§      Hardware: Gates, multiplexors, flip-flops, counters, registers, arithmetic circuits, memory, CPU, I/O, chip implementation using a hardware description language;

§      Architecture: Overall processor design (single-cycle, two-cycle), machine code, assembly language programming, memory-mapped I/O;

§      Compilers: Lexical analysis, top-down parsing, symbol tables, virtual stack-based machine, code generation, implementation of object-orientation;

§      Operating Systems: Memory management, I/O drivers, File I/O, language support;

§      Software Engineering: Modularity, structured specifications, design documents, API's, test planning and structured test execution;

§      Data structures and algorithms: Stacks, hash tables, lists, recursion, basic arithmetic algorithms, basic geometric algorithms;

§      Programming Languages: Scope rules, abstract data types, syntax vs. semantics, references, object-based design and programming.

Most of these topics were covered in many different courses that you took at one point or another in the CS program.  In this course you will put them together in the most applied context: building a computer – a machine that we can actually burn in silicon, attach a screen to it, and play Tetris with it.


This is a project-oriented course. All the programming will be done in HDL and Java, working with software simulators and API’s that were developed specifically for this course. The homework assignments will be spread evenly during the semester, so there will be no special “crunch” toward the semester’s end.  Each week we will review the work that was done thus far, and give instructions on what has to be done for next week. Students who will miss some work will receive executable versions of the missing modules (for some points penalty), so that they won’t get stuck in the ongoing construction. 

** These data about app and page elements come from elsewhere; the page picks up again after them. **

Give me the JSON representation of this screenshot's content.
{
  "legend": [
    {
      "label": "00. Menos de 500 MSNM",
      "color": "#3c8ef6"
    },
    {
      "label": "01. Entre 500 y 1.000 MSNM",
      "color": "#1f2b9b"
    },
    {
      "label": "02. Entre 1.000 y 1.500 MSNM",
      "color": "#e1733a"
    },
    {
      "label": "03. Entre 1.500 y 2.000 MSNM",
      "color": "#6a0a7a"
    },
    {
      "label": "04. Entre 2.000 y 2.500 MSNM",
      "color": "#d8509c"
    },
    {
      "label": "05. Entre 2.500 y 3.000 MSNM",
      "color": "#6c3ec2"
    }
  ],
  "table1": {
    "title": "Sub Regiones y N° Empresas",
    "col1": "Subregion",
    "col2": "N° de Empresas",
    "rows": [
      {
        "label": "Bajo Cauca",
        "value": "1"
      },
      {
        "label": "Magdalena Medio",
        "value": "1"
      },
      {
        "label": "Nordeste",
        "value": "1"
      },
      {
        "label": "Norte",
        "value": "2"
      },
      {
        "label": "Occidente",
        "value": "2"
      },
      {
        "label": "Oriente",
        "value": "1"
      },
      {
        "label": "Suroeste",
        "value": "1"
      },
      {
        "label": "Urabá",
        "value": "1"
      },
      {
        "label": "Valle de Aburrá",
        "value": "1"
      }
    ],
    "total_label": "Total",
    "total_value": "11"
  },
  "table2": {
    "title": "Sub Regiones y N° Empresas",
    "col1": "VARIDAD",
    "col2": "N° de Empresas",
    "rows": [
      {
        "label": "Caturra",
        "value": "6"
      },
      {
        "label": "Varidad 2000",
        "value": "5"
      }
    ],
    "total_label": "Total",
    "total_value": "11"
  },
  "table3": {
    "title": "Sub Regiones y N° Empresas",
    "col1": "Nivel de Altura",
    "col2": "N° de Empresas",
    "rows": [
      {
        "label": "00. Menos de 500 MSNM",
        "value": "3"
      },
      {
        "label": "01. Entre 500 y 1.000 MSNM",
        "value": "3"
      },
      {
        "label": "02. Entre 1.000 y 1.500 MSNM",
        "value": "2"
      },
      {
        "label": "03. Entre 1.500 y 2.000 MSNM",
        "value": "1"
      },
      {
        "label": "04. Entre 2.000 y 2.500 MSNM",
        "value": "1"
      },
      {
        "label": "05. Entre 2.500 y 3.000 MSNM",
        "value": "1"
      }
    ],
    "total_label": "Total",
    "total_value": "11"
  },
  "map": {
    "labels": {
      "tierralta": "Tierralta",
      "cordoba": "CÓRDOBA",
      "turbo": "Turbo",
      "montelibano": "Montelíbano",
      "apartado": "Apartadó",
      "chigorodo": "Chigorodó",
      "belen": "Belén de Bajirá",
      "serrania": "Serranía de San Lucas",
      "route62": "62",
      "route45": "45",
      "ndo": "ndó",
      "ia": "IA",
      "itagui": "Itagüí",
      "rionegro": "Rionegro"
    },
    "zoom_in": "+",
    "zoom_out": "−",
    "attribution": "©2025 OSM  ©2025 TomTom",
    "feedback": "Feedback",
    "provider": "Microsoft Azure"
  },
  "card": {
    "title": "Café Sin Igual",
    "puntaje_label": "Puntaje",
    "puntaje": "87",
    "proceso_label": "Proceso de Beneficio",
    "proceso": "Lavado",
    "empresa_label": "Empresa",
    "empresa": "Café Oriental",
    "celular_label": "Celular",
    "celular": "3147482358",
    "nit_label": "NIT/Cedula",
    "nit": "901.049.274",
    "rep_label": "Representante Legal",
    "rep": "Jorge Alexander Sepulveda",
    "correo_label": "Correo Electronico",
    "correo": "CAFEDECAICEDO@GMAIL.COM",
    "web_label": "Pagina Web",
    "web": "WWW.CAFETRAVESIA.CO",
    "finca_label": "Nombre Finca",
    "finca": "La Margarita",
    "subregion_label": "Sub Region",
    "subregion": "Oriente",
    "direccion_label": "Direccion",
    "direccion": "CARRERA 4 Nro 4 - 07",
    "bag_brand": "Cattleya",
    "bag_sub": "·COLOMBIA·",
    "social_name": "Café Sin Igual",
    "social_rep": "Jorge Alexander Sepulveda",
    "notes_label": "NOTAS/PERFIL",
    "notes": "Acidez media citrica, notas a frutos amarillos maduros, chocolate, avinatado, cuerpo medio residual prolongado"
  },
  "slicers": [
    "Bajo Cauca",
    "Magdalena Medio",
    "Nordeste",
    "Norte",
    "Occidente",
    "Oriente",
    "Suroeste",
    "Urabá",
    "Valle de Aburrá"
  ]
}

The course grade will be based on 70% homework, 30% final exam.

The course is accompanied by a textbook, whose chapters must be read before each lecture.

Course plan


Week of


Hand in


March 5

Course overview / Boolean algebra / Combinational logic

Read chapters 1 and 2 BEFORE the first class meeting

Ch. 1,2

March 12

Sequential logic

1. Elementary logic gates project

2. Combinational chips project

Ch. 3

March 19

Machine and assembly languages / how to write an assembler

Sequential chips project

Ch. 4

April 9

Machine architecture: CPU design / putting all the hardware together

Assembler project

Ch. 5

April 23

Stack machine processing

Computer architecture project

Ch. 6

May 7

Virtual machines

Virtual machine project part I

Ch. 7

May 14

Object oriented programming in Jack / Building a sample computer game

Virtual machine project part II

Ch. 8

May 21

Compiler design: lexical analysis

Sample application project

Ch. 9

May 28

Compiler design: semantic analysis and code generation

Compiler project part I


June 4

Operating systems design I:
I/O drivers, memory management

Compiler project part II

Ch. 10

June 11

Operating systems design II:
math library, abstract data types

Operating systems project